=== Required work ===
Nothing in the records should differ when they are repeated. Restate them word for word.

--- Data shown Enclosed Below ---

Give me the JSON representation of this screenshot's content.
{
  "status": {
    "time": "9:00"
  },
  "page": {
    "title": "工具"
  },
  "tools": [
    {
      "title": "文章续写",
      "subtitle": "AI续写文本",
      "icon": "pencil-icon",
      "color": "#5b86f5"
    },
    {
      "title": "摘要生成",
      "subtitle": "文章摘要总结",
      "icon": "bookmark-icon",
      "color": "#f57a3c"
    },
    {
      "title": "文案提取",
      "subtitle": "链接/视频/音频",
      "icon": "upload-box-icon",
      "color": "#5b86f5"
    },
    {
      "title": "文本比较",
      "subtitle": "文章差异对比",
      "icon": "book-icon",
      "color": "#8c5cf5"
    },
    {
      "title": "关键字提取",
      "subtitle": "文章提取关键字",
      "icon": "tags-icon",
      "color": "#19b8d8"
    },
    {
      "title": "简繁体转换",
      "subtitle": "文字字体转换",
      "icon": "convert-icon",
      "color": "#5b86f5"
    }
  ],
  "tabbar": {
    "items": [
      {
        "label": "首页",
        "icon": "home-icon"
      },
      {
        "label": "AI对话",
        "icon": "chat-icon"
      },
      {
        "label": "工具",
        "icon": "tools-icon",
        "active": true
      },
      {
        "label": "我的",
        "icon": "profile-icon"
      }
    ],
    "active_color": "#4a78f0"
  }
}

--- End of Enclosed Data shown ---

=== Written reply ===
Give me the JSON representation of this screenshot's content.
{
  "status": {
    "time": "9:00"
  },
  "page": {
    "title": "工具"
  },
  "tools": [
    {
      "title": "文章续写",
      "subtitle": "AI续写文本",
      "icon": "pencil-icon",
      "color": "#5b86f5"
    },
    {
      "title": "摘要生成",
      "subtitle": "文章摘要总结",
      "icon": "bookmark-icon",
      "color": "#f57a3c"
    },
    {
      "title": "文案提取",
      "subtitle": "链接/视频/音频",
      "icon": "upload-box-icon",
      "color": "#5b86f5"
    },
    {
      "title": "文本比较",
      "subtitle": "文章差异对比",
      "icon": "book-icon",
      "color": "#8c5cf5"
    },
    {
      "title": "关键字提取",
      "subtitle": "文章提取关键字",
      "icon": "tags-icon",
      "color": "#19b8d8"
    },
    {
      "title": "简繁体转换",
      "subtitle": "文字字体转换",
      "icon": "convert-icon",
      "color": "#5b86f5"
    }
  ],
  "tabbar": {
    "items": [
      {
        "label": "首页",
        "icon": "home-icon"
      },
      {
        "label": "AI对话",
        "icon": "chat-icon"
      },
      {
        "label": "工具",
        "icon": "tools-icon",
        "active": true
      },
      {
        "label": "我的",
        "icon": "profile-icon"
      }
    ],
    "active_color": "#4a78f0"
  }
}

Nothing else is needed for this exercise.